(EXTRACTED DATA Opens)

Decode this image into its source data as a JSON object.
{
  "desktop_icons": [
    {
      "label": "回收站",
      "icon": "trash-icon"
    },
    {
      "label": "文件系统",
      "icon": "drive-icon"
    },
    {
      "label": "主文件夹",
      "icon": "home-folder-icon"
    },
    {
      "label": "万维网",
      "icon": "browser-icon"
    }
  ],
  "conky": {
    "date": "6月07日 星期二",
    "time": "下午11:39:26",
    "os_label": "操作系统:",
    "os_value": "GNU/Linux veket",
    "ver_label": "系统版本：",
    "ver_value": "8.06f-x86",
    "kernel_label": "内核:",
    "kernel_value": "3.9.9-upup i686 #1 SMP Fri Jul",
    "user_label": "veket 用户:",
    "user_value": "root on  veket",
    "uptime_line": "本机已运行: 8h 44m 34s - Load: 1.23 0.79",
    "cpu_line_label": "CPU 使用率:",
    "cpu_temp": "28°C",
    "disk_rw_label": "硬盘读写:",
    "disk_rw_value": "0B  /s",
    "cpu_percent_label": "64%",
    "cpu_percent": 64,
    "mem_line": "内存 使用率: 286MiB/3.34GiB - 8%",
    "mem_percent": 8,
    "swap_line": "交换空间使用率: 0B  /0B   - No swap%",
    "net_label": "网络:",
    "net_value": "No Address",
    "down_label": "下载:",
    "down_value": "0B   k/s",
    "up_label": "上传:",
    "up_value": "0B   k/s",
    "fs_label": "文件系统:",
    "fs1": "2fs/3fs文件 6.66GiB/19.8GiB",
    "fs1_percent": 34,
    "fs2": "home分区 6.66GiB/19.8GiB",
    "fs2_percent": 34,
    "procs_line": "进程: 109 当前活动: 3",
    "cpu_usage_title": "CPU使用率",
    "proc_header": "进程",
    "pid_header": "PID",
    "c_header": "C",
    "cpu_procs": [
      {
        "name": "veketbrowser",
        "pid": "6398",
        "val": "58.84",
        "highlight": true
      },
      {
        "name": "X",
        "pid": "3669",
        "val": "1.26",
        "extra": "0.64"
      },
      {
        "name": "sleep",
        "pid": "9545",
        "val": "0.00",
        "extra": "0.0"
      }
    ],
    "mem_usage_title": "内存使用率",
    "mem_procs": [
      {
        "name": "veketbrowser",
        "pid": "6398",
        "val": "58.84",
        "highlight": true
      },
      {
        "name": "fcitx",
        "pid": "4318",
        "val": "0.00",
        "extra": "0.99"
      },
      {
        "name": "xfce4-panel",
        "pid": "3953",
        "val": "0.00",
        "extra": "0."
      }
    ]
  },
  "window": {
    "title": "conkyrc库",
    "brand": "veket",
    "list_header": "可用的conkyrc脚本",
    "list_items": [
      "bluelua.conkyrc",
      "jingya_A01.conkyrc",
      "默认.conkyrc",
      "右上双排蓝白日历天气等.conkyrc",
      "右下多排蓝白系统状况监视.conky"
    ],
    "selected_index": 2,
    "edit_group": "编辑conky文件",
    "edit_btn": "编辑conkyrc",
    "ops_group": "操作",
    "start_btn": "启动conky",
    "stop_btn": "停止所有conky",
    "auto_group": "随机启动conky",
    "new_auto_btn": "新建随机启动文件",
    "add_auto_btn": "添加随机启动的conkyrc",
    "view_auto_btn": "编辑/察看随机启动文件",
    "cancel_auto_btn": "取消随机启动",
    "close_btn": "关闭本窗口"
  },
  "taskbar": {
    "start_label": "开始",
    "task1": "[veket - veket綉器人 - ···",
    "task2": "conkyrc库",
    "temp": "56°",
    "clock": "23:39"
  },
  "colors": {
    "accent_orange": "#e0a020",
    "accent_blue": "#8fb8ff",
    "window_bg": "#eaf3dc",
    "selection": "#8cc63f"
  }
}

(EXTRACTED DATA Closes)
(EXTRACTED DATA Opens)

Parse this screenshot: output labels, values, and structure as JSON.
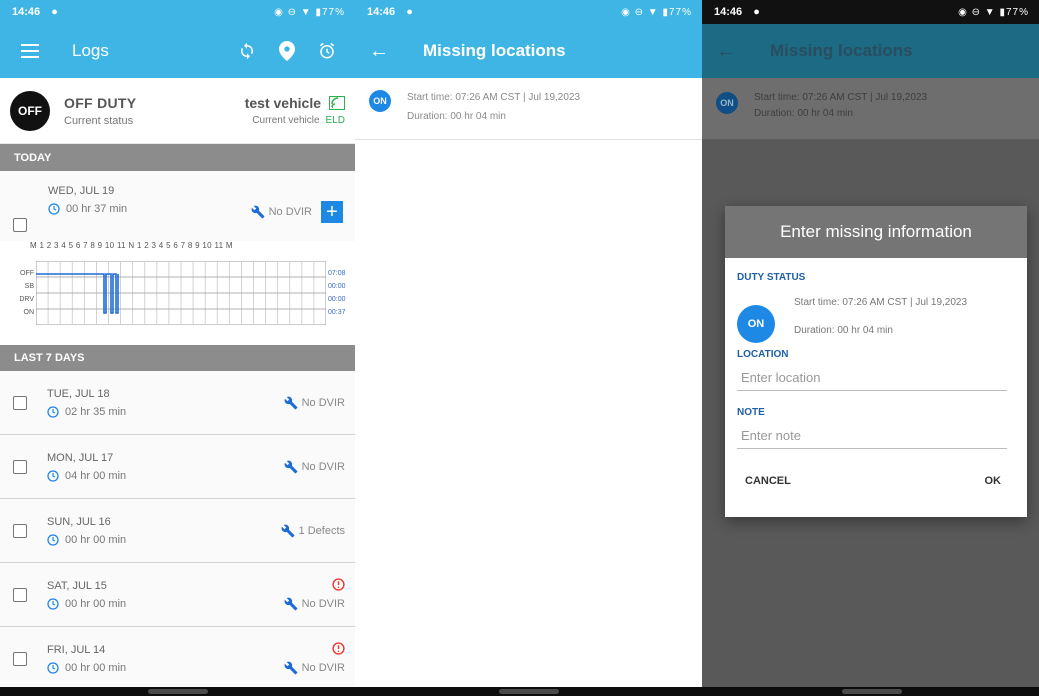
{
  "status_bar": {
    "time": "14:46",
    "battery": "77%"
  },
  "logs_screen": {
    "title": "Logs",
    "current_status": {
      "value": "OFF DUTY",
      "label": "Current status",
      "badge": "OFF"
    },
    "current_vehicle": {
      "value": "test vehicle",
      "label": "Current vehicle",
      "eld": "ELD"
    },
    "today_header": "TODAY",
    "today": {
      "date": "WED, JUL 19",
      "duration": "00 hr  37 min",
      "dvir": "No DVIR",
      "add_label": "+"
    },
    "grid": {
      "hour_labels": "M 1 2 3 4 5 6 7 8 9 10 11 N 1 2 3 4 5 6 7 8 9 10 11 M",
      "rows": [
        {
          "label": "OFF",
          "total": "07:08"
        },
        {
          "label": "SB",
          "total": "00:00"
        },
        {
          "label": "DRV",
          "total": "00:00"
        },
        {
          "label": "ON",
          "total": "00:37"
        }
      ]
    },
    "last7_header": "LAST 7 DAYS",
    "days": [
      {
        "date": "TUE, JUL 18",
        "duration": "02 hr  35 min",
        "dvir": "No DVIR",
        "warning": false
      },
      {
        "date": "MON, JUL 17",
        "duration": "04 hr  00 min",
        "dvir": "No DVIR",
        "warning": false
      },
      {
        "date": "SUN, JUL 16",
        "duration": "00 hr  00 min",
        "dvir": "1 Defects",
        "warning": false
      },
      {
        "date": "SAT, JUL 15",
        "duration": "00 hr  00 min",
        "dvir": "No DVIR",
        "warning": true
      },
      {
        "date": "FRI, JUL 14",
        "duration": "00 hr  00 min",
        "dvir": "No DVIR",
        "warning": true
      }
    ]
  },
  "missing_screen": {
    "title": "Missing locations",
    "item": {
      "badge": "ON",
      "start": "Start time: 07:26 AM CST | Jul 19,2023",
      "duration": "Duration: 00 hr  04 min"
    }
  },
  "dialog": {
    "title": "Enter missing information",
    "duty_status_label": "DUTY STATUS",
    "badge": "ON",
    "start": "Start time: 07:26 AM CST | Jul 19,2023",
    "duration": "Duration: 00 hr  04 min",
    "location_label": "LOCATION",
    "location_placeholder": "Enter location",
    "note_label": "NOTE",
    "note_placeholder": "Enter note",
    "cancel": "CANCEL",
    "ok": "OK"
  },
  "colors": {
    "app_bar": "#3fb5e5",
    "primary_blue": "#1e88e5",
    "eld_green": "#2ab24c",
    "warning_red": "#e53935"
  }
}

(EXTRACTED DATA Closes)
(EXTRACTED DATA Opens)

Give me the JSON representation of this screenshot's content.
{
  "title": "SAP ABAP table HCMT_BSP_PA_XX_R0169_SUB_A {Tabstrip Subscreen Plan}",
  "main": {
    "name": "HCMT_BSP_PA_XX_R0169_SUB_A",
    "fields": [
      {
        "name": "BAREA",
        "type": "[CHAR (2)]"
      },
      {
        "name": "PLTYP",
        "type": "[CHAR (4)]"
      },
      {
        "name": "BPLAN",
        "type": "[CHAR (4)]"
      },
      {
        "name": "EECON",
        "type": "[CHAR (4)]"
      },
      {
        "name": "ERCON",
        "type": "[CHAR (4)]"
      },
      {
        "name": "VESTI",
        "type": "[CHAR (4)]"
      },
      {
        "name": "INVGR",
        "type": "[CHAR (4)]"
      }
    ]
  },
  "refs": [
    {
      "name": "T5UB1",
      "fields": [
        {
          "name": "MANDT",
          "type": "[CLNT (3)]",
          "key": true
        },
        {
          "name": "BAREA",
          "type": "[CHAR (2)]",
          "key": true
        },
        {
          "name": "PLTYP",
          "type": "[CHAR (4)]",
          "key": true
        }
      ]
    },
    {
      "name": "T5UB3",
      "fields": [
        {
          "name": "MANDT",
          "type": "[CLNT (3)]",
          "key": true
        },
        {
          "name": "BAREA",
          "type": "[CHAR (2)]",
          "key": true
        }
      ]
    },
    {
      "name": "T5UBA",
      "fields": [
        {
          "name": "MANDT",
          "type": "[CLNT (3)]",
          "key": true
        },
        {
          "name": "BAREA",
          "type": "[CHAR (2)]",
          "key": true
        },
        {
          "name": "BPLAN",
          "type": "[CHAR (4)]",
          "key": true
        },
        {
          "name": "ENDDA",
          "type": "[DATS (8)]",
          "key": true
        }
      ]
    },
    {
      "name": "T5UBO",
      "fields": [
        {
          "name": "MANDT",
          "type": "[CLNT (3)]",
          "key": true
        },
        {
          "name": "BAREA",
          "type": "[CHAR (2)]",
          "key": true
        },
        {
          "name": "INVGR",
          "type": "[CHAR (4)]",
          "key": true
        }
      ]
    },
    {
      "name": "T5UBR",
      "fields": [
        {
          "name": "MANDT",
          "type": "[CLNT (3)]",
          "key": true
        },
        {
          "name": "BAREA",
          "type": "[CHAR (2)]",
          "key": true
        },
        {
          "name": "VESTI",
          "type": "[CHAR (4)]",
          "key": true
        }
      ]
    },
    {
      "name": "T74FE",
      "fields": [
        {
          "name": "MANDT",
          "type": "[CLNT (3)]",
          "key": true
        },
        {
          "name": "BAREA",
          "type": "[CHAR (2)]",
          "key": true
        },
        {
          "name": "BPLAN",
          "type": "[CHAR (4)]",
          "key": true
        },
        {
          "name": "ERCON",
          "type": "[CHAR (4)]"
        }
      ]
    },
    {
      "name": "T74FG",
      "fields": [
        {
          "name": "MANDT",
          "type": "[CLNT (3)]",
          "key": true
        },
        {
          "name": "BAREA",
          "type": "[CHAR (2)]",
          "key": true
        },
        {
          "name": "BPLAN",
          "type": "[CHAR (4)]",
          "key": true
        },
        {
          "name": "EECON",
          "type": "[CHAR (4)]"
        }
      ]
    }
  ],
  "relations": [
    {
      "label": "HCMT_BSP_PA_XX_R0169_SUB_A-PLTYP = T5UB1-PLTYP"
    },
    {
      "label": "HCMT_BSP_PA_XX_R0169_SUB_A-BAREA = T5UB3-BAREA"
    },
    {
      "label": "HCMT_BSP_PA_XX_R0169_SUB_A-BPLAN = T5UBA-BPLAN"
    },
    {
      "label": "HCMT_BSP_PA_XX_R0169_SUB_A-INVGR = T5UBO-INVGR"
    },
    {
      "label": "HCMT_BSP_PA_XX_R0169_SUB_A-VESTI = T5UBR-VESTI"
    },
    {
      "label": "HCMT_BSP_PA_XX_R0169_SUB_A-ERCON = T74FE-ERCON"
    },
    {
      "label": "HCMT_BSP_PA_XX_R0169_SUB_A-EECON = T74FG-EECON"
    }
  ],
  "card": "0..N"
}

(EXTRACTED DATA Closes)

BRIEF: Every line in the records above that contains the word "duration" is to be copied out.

EXPECTED ANSWER:
      "duration": "00 hr  37 min",
        "duration": "02 hr  35 min",
        "duration": "04 hr  00 min",
        "duration": "00 hr  00 min",
        "duration": "00 hr  00 min",
        "duration": "00 hr  00 min",
      "duration": "Duration: 00 hr  04 min"
    "duration": "Duration: 00 hr  04 min",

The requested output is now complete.